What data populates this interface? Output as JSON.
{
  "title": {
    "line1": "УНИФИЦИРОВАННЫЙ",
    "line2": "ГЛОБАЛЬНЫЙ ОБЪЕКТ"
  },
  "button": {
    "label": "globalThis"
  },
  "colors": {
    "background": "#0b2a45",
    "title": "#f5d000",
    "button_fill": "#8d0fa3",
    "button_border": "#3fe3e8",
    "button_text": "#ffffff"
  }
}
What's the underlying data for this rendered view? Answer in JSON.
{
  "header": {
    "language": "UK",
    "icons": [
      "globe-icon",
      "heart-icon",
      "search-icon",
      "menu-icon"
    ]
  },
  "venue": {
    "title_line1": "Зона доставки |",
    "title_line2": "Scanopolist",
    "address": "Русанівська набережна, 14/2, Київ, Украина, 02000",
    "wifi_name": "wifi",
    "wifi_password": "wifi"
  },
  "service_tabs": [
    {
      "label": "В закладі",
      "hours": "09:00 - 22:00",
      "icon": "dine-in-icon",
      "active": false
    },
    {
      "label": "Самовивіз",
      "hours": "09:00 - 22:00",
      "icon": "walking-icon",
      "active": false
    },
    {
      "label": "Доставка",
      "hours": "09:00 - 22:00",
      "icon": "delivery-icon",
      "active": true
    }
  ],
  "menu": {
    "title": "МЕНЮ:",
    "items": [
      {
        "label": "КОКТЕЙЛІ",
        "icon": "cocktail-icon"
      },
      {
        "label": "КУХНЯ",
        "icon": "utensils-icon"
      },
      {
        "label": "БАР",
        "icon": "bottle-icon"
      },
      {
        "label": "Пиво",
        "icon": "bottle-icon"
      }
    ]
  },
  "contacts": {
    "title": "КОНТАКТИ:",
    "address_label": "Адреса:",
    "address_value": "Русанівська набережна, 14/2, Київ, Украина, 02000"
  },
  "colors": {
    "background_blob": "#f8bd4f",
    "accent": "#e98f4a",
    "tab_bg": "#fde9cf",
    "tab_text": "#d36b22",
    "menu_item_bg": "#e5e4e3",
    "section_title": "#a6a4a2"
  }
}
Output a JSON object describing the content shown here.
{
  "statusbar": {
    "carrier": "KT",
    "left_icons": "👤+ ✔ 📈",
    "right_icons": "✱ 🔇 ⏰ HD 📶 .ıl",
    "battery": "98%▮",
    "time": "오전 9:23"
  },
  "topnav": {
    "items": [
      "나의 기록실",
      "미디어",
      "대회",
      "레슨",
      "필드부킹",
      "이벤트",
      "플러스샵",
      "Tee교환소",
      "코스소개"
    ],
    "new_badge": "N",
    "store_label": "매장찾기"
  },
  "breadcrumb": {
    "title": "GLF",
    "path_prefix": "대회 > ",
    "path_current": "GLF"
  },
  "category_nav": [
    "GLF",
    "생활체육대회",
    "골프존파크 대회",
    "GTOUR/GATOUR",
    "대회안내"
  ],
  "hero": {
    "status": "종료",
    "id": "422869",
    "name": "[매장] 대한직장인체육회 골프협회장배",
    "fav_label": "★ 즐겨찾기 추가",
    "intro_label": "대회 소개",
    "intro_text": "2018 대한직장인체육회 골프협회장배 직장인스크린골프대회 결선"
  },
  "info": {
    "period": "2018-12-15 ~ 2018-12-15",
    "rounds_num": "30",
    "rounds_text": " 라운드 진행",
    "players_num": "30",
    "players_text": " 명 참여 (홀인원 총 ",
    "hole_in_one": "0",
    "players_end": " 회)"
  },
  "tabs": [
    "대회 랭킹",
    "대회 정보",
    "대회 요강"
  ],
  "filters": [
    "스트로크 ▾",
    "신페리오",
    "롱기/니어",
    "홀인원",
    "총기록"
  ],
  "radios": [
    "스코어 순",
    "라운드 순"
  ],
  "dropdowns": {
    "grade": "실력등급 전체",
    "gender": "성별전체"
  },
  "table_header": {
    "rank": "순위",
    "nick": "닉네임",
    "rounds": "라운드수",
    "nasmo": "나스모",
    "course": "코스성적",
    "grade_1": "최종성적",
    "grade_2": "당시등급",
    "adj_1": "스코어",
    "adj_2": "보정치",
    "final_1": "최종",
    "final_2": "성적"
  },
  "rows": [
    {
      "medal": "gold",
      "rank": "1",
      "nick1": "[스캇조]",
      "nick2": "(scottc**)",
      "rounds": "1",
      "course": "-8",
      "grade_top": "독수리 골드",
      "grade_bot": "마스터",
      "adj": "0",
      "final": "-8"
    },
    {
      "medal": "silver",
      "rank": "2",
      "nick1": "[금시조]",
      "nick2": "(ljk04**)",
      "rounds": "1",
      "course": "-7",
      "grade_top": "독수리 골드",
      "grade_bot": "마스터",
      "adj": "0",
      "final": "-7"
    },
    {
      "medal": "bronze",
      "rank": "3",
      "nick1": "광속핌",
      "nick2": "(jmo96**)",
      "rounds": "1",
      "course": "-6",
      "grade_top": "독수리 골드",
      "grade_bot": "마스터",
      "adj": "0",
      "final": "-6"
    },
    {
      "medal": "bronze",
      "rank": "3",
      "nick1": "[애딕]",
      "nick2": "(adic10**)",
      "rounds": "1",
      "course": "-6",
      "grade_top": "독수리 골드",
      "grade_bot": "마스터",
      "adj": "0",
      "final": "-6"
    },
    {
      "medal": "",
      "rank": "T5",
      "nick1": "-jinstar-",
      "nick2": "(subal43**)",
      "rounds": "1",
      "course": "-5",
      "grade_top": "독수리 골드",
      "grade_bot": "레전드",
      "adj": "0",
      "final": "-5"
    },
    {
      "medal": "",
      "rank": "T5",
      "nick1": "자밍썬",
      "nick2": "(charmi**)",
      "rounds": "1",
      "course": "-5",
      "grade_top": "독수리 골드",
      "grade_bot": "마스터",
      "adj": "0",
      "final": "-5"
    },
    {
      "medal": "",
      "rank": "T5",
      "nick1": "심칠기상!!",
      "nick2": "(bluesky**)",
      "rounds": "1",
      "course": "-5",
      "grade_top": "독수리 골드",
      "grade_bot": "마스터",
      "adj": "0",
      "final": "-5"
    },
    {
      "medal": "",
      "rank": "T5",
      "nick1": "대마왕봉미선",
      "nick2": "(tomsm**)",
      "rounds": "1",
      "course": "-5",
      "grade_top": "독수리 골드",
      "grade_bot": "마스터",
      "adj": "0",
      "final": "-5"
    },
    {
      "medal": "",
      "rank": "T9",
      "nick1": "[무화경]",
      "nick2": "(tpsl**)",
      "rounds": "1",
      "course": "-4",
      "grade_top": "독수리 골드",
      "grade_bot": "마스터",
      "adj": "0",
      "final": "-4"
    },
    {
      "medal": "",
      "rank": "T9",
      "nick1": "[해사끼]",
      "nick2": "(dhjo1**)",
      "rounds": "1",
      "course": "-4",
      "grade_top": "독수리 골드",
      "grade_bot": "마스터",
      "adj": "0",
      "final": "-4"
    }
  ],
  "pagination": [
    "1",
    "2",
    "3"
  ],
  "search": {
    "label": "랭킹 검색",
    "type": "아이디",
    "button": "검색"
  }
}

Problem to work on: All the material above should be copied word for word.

Task result:
What data populates this interface? Output as JSON.
{
  "title": {
    "line1": "УНИФИЦИРОВАННЫЙ",
    "line2": "ГЛОБАЛЬНЫЙ ОБЪЕКТ"
  },
  "button": {
    "label": "globalThis"
  },
  "colors": {
    "background": "#0b2a45",
    "title": "#f5d000",
    "button_fill": "#8d0fa3",
    "button_border": "#3fe3e8",
    "button_text": "#ffffff"
  }
}
What's the underlying data for this rendered view? Answer in JSON.
{
  "header": {
    "language": "UK",
    "icons": [
      "globe-icon",
      "heart-icon",
      "search-icon",
      "menu-icon"
    ]
  },
  "venue": {
    "title_line1": "Зона доставки |",
    "title_line2": "Scanopolist",
    "address": "Русанівська набережна, 14/2, Київ, Украина, 02000",
    "wifi_name": "wifi",
    "wifi_password": "wifi"
  },
  "service_tabs": [
    {
      "label": "В закладі",
      "hours": "09:00 - 22:00",
      "icon": "dine-in-icon",
      "active": false
    },
    {
      "label": "Самовивіз",
      "hours": "09:00 - 22:00",
      "icon": "walking-icon",
      "active": false
    },
    {
      "label": "Доставка",
      "hours": "09:00 - 22:00",
      "icon": "delivery-icon",
      "active": true
    }
  ],
  "menu": {
    "title": "МЕНЮ:",
    "items": [
      {
        "label": "КОКТЕЙЛІ",
        "icon": "cocktail-icon"
      },
      {
        "label": "КУХНЯ",
        "icon": "utensils-icon"
      },
      {
        "label": "БАР",
        "icon": "bottle-icon"
      },
      {
        "label": "Пиво",
        "icon": "bottle-icon"
      }
    ]
  },
  "contacts": {
    "title": "КОНТАКТИ:",
    "address_label": "Адреса:",
    "address_value": "Русанівська набережна, 14/2, Київ, Украина, 02000"
  },
  "colors": {
    "background_blob": "#f8bd4f",
    "accent": "#e98f4a",
    "tab_bg": "#fde9cf",
    "tab_text": "#d36b22",
    "menu_item_bg": "#e5e4e3",
    "section_title": "#a6a4a2"
  }
}
Output a JSON object describing the content shown here.
{
  "statusbar": {
    "carrier": "KT",
    "left_icons": "👤+ ✔ 📈",
    "right_icons": "✱ 🔇 ⏰ HD 📶 .ıl",
    "battery": "98%▮",
    "time": "오전 9:23"
  },
  "topnav": {
    "items": [
      "나의 기록실",
      "미디어",
      "대회",
      "레슨",
      "필드부킹",
      "이벤트",
      "플러스샵",
      "Tee교환소",
      "코스소개"
    ],
    "new_badge": "N",
    "store_label": "매장찾기"
  },
  "breadcrumb": {
    "title": "GLF",
    "path_prefix": "대회 > ",
    "path_current": "GLF"
  },
  "category_nav": [
    "GLF",
    "생활체육대회",
    "골프존파크 대회",
    "GTOUR/GATOUR",
    "대회안내"
  ],
  "hero": {
    "status": "종료",
    "id": "422869",
    "name": "[매장] 대한직장인체육회 골프협회장배",
    "fav_label": "★ 즐겨찾기 추가",
    "intro_label": "대회 소개",
    "intro_text": "2018 대한직장인체육회 골프협회장배 직장인스크린골프대회 결선"
  },
  "info": {
    "period": "2018-12-15 ~ 2018-12-15",
    "rounds_num": "30",
    "rounds_text": " 라운드 진행",
    "players_num": "30",
    "players_text": " 명 참여 (홀인원 총 ",
    "hole_in_one": "0",
    "players_end": " 회)"
  },
  "tabs": [
    "대회 랭킹",
    "대회 정보",
    "대회 요강"
  ],
  "filters": [
    "스트로크 ▾",
    "신페리오",
    "롱기/니어",
    "홀인원",
    "총기록"
  ],
  "radios": [
    "스코어 순",
    "라운드 순"
  ],
  "dropdowns": {
    "grade": "실력등급 전체",
    "gender": "성별전체"
  },
  "table_header": {
    "rank": "순위",
    "nick": "닉네임",
    "rounds": "라운드수",
    "nasmo": "나스모",
    "course": "코스성적",
    "grade_1": "최종성적",
    "grade_2": "당시등급",
    "adj_1": "스코어",
    "adj_2": "보정치",
    "final_1": "최종",
    "final_2": "성적"
  },
  "rows": [
    {
      "medal": "gold",
      "rank": "1",
      "nick1": "[스캇조]",
      "nick2": "(scottc**)",
      "rounds": "1",
      "course": "-8",
      "grade_top": "독수리 골드",
      "grade_bot": "마스터",
      "adj": "0",
      "final": "-8"
    },
    {
      "medal": "silver",
      "rank": "2",
      "nick1": "[금시조]",
      "nick2": "(ljk04**)",
      "rounds": "1",
      "course": "-7",
      "grade_top": "독수리 골드",
      "grade_bot": "마스터",
      "adj": "0",
      "final": "-7"
    },
    {
      "medal": "bronze",
      "rank": "3",
      "nick1": "광속핌",
      "nick2": "(jmo96**)",
      "rounds": "1",
      "course": "-6",
      "grade_top": "독수리 골드",
      "grade_bot": "마스터",
      "adj": "0",
      "final": "-6"
    },
    {
      "medal": "bronze",
      "rank": "3",
      "nick1": "[애딕]",
      "nick2": "(adic10**)",
      "rounds": "1",
      "course": "-6",
      "grade_top": "독수리 골드",
      "grade_bot": "마스터",
      "adj": "0",
      "final": "-6"
    },
    {
      "medal": "",
      "rank": "T5",
      "nick1": "-jinstar-",
      "nick2": "(subal43**)",
      "rounds": "1",
      "course": "-5",
      "grade_top": "독수리 골드",
      "grade_bot": "레전드",
      "adj": "0",
      "final": "-5"
    },
    {
      "medal": "",
      "rank": "T5",
      "nick1": "자밍썬",
      "nick2": "(charmi**)",
      "rounds": "1",
      "course": "-5",
      "grade_top": "독수리 골드",
      "grade_bot": "마스터",
      "adj": "0",
      "final": "-5"
    },
    {
      "medal": "",
      "rank": "T5",
      "nick1": "심칠기상!!",
      "nick2": "(bluesky**)",
      "rounds": "1",
      "course": "-5",
      "grade_top": "독수리 골드",
      "grade_bot": "마스터",
      "adj": "0",
      "final": "-5"
    },
    {
      "medal": "",
      "rank": "T5",
      "nick1": "대마왕봉미선",
      "nick2": "(tomsm**)",
      "rounds": "1",
      "course": "-5",
      "grade_top": "독수리 골드",
      "grade_bot": "마스터",
      "adj": "0",
      "final": "-5"
    },
    {
      "medal": "",
      "rank": "T9",
      "nick1": "[무화경]",
      "nick2": "(tpsl**)",
      "rounds": "1",
      "course": "-4",
      "grade_top": "독수리 골드",
      "grade_bot": "마스터",
      "adj": "0",
      "final": "-4"
    },
    {
      "medal": "",
      "rank": "T9",
      "nick1": "[해사끼]",
      "nick2": "(dhjo1**)",
      "rounds": "1",
      "course": "-4",
      "grade_top": "독수리 골드",
      "grade_bot": "마스터",
      "adj": "0",
      "final": "-4"
    }
  ],
  "pagination": [
    "1",
    "2",
    "3"
  ],
  "search": {
    "label": "랭킹 검색",
    "type": "아이디",
    "button": "검색"
  }
}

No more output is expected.